» PROMPT:
Each line below needs to be printed again exactly.

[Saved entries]
• • •

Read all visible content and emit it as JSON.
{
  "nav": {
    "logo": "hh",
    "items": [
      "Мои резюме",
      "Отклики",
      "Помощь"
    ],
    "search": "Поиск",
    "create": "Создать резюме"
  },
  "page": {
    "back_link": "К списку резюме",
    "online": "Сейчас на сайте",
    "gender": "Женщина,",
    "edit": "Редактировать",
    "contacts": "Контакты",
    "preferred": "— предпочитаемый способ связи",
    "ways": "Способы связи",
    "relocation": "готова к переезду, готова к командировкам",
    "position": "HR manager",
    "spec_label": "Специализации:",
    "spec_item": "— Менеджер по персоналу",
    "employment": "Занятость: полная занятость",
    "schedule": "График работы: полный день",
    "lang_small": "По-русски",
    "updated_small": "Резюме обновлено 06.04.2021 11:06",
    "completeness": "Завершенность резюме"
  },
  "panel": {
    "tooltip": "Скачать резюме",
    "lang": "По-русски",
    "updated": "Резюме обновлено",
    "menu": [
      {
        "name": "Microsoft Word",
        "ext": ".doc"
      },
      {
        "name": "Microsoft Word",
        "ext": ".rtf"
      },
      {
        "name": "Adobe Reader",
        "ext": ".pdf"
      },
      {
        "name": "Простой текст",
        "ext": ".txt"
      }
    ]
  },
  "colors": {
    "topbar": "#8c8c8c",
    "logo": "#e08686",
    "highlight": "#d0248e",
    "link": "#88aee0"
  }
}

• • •

» OUTPUT OF THE EXERCISE:
Read all visible content and emit it as JSON.
{
  "nav": {
    "logo": "hh",
    "items": [
      "Мои резюме",
      "Отклики",
      "Помощь"
    ],
    "search": "Поиск",
    "create": "Создать резюме"
  },
  "page": {
    "back_link": "К списку резюме",
    "online": "Сейчас на сайте",
    "gender": "Женщина,",
    "edit": "Редактировать",
    "contacts": "Контакты",
    "preferred": "— предпочитаемый способ связи",
    "ways": "Способы связи",
    "relocation": "готова к переезду, готова к командировкам",
    "position": "HR manager",
    "spec_label": "Специализации:",
    "spec_item": "— Менеджер по персоналу",
    "employment": "Занятость: полная занятость",
    "schedule": "График работы: полный день",
    "lang_small": "По-русски",
    "updated_small": "Резюме обновлено 06.04.2021 11:06",
    "completeness": "Завершенность резюме"
  },
  "panel": {
    "tooltip": "Скачать резюме",
    "lang": "По-русски",
    "updated": "Резюме обновлено",
    "menu": [
      {
        "name": "Microsoft Word",
        "ext": ".doc"
      },
      {
        "name": "Microsoft Word",
        "ext": ".rtf"
      },
      {
        "name": "Adobe Reader",
        "ext": ".pdf"
      },
      {
        "name": "Простой текст",
        "ext": ".txt"
      }
    ]
  },
  "colors": {
    "topbar": "#8c8c8c",
    "logo": "#e08686",
    "highlight": "#d0248e",
    "link": "#88aee0"
  }
}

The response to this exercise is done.